The worst are those who condemn me with bile when I dismiss voting as a complete irrelevancy. Voting, they imagine, is some secret source of power. While, to me, it is an act of enormous shame and humiliation, an elimination of my personhood, a dehumanizing act.

dustygravel said...

Yes yes, I always feel ashamed when ever I vote, its like being cot doing something dirty by your mom.

The only times I've ever felt clean after voting is when I voted for a loser. By the way voting for the loser is strangely empowering — I highly recommend it.

vote
green, workers, libertarian, socialist what ever the hell you want
it will always mean more then voting for the damn dichotomy, because the dichotomy is king.

now for a "political that sees the world in terms of thermodynamic flows of energy"
have you considered permaculture.
Permaculture is literally the design of thermodynamic energy flow, usually in the form of a forest gardening and ecological housing but it can be applied to anything else. The mapping of energy is truly the key component.

here are some sites.

http://en.wikipedia.org/wiki/Permaculture

http://www.permaculture.org/nm/index.php/site/index/

http://cityrepair.org/

by the way dose any one know how to imbed video?
it used to be easy with youtube.

dustygravel said...

Yes yes, I alway feel dirty after voting.



In fact the only times I've ever felt clean after
doing the deed I voted for a loser—turns out voting for a loser can be quit empowering, I strongly recommend it.


@Schealler: Im with you on the picking sides thing.
vote: green, worker, libertarian, socialist, whatever the hell you want it will always be more democratic then the damn dichotomy because the dichotomy is king.

@coffeen: concerning "political that sees the world in terms of thermodynamic flows of energy" I assume you've heard of permaculture.
permaculture is quite literally the design of thermodynamic energy flows. Usually applied to housing and gardening it can be applied to any thing that flows, any system of movement.
The main point is to maximize benefit connections, so no one component has to carry all the wait.
Damn that sounds like communism but really its not its more like libertarianism lots of tax evasion and shit, only with out all that pick your self up by your boot straps bullshit. one permaculture Masanobu Fukuoka made a style of gardening could No-Dig.
How can you beat that?

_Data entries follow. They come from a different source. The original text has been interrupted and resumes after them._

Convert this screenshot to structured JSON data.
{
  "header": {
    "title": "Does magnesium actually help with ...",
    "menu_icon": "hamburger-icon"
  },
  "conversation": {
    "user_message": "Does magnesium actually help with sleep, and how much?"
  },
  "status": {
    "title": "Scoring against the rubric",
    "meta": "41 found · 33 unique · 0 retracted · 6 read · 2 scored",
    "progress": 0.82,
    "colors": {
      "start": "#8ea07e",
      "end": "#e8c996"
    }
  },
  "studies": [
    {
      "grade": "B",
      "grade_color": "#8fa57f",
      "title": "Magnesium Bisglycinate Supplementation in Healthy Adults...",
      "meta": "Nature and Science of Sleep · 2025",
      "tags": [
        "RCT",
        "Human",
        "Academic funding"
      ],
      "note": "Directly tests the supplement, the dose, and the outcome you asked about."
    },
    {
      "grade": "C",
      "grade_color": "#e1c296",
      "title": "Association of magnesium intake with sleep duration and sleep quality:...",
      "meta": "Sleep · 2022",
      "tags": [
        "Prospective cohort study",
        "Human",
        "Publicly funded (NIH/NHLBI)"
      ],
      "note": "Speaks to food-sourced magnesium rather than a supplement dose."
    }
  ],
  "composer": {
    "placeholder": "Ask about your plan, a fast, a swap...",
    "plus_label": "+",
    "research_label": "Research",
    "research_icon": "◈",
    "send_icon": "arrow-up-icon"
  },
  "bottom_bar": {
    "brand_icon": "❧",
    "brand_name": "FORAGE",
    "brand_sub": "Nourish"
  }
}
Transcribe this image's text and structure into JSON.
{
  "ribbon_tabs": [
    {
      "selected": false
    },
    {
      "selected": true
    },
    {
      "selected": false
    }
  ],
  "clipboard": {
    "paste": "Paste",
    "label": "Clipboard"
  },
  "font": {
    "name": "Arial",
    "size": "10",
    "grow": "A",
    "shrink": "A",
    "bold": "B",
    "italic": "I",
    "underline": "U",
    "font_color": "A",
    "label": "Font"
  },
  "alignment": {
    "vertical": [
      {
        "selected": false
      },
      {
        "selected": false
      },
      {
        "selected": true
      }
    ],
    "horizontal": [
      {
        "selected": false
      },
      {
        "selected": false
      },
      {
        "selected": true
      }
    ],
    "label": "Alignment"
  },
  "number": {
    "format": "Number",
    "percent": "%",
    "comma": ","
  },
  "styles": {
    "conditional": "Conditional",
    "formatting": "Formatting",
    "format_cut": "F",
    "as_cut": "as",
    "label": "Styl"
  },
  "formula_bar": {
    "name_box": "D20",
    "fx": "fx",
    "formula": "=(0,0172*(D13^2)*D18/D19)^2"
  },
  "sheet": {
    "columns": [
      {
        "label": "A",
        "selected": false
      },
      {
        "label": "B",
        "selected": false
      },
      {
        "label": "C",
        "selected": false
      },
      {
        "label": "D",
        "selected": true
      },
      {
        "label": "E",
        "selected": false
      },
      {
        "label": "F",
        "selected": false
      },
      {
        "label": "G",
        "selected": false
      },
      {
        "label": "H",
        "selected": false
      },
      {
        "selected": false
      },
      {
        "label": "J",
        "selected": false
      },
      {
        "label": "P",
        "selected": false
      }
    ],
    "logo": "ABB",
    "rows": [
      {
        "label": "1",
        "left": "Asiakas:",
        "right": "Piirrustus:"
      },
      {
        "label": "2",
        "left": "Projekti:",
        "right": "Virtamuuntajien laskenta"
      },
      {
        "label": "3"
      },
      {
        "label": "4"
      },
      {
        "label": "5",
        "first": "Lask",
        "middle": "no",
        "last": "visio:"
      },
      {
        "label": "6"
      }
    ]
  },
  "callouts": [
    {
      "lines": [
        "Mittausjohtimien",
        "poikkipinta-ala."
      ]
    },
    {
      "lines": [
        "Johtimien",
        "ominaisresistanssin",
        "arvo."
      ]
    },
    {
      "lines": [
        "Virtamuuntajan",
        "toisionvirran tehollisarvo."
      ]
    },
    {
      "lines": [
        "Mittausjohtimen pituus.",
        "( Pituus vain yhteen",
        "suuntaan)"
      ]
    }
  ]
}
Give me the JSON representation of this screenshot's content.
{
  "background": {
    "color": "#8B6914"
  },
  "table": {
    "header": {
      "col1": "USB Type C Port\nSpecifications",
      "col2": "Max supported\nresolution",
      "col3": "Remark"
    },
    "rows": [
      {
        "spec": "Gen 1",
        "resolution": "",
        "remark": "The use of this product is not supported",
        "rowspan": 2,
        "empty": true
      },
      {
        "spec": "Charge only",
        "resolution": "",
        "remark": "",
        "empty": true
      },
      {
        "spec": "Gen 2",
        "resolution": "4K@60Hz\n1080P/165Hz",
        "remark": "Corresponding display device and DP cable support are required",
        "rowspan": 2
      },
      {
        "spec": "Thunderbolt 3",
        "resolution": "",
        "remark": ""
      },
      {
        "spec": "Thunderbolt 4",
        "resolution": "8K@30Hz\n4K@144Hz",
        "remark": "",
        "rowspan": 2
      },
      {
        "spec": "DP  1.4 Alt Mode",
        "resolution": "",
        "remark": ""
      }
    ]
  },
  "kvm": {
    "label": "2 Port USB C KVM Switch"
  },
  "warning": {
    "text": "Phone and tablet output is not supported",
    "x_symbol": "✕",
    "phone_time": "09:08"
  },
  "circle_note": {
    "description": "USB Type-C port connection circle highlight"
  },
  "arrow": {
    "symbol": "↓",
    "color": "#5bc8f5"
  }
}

I see a lot of parallel between what permaculture calls organism and delueze calls bwo. What Delueze might call organism permaculture calls monoculture.



here are some links:

http://en.wikipedia.org/wiki/Permaculture

http://www.permaculture.org/nm/index.php/site/index/

http://cityrepair.org/

By the way dose any one know how to imbed video?
It used to be so easy with youtube...

Chad Lott said...

Big ups to the Perm Cult.

My first exposure to permaculture was from a bunch of sweet girls in Manson family era dresses that taught a DeCal organic gardening class at UC Berkeley.

There was something about a bunch of neo-hippy Rhetoric majors smoking grass amongst kale and rogue asparagus that made the idea seem magnificent.

Daniel Coffeen said...

Thanks for the permaculture, dusty. Now if I can only find those co-eds smoking grass amidst the kale, all would be right in the world....